"By taking your downtime from classes or during the summer months between years, hook up with a dental office that would be willing to have you shadow everyone in the office. The dentist can offer you knowledge on procedures that the books can only describe, by showing you the stages of restorations, prosthetics, and extractions. The dental hygienist(s) can give you valuable hands-on client-to-operator techniques such as dealing with uncooperative children, health compromised clients, and oral hygiene instruction techniques that work to encourage compliance with homecare
recommendations. The dental assistant(s) offer a wealth of information on radiographic techniques to open that tough contact, ordering procedures, and lab techniques, to mention a few. The receptionist also can aid in telephone etiquette, computer booking, and filing systems.
"You have so much to learn outside of school ‘book learning.’ By taking advantage of the visual learning, hands-on aspects of working within a dental office before you actually enter the workforce, gives you a decided advantage when preparing your resume and is a huge benefit when you actually sit down to write that board exam. You can use the personal experiences gained through your time in the office to better understand the case studies and to help ease your way into your own clientele once you graduate and get your registration.
"This advice comes firsthand as that is exactly what I did. The act of extending my learning through volunteering was key in helping me secure my first temporary position after graduation and that in turn led to my full-time employment. As a new grad myself in 2002, the more knowledge you have to pull from the better your answers are to your clients as well the higher level of respect you will gain from those you work with and work for. Good Luck in your future as a registered dental hygienist."
- Heather Britton, RDH
Carleton Place, Ontario
Dear Dental Hygiene Students:
You have chosen a wonderful profession."
- Ida Ryan, RDH
Provide the best care and advice possible for your clients and remember that ultimately it is their decision as to what they do and it is not a reflection on you if they do not comply. Don't take home the stress of non-compliant clients. Just keep after them and some day it may click."
- Susan Jutai, RDH
While it is natural to be a little nervous about this exam, I have noticed that students get COMPLETELY FREAKED OUT AND CRAZY over it. Please trust that your faculty will prepare you for the exam...listen to their reassurances and advice. They know what they are talking about! You do have to prepare, but a yoga class might be a better suggestion than counting up how many potential minutes you have available to study between now and the exam date."
- Sue Raynak, RDH
Thunder Bay, Ontario
Students, don't get overwhelmed by the demands of school... it's better in the real world!
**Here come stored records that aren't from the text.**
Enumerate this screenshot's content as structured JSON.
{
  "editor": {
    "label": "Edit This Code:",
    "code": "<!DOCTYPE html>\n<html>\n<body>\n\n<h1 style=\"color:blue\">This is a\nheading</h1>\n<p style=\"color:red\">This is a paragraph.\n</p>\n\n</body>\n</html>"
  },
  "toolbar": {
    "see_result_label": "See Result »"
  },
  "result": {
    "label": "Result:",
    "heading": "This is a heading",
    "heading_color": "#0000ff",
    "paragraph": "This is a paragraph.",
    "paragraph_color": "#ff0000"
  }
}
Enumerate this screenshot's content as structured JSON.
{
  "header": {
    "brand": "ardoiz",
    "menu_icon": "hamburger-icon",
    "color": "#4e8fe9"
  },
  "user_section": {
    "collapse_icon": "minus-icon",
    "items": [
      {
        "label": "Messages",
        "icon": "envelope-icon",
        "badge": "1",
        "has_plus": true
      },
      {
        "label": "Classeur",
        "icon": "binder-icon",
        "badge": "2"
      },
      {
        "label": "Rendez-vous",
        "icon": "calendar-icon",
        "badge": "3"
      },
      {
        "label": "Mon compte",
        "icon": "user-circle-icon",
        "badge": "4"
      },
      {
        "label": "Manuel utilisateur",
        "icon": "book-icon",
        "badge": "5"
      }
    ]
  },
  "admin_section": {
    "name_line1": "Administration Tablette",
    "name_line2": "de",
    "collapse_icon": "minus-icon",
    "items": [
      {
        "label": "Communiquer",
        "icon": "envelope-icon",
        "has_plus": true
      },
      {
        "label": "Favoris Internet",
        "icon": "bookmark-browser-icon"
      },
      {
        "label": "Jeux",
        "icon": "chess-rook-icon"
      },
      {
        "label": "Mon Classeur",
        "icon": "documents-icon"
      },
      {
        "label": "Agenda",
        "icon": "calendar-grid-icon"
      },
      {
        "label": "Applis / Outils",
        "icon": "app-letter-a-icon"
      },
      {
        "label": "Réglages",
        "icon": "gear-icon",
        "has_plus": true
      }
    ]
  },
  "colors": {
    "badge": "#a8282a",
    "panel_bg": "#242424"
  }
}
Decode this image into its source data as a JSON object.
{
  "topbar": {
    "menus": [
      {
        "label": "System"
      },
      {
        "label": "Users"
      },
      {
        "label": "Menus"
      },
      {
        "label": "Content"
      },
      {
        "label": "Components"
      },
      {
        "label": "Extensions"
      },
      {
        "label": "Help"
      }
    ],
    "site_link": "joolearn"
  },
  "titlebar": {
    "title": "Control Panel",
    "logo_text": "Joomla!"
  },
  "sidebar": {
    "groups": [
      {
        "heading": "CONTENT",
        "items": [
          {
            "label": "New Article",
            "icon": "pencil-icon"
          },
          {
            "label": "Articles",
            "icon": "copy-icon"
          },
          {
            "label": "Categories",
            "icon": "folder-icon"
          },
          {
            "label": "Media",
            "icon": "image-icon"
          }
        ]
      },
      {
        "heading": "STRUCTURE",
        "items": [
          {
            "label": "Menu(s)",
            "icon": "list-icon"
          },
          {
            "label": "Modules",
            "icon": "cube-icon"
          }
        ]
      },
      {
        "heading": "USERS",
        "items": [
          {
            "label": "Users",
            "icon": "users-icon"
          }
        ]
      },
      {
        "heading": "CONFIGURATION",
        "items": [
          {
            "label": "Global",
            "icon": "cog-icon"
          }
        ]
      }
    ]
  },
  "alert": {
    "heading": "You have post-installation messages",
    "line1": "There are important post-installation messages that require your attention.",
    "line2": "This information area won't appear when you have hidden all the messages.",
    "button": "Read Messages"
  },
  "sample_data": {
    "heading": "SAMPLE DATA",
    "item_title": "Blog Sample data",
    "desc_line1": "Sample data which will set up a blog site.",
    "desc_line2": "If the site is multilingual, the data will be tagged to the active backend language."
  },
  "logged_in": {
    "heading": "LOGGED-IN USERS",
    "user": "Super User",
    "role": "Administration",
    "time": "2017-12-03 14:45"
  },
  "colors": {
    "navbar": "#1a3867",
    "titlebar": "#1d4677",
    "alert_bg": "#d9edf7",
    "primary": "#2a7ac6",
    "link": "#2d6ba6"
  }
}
Also, there are numerous resources available to you—use them!
"While in school you are handed learning opportunities. Take feedback as a way to move forward not as a put down. It is the best time to gain the skills you will need. If you don't learn it in school you won't know what hit you in the real world!"
- Chana Posen, RDH
t is so very terrifying on your first day as a hygienist, but remember, you know what you are doing—otherwise you'd be in the other chair!"
- Maria Peragine, RDH
As a recent graduate my advice to dental hygiene students is not to rush the learning process. Don't worry about competing with other students. Work at your own pace and learn everything the ‘right way.’ It will make things easier when you go out into practice even if you may feel behind in school."
- Lana MacDonald, RDH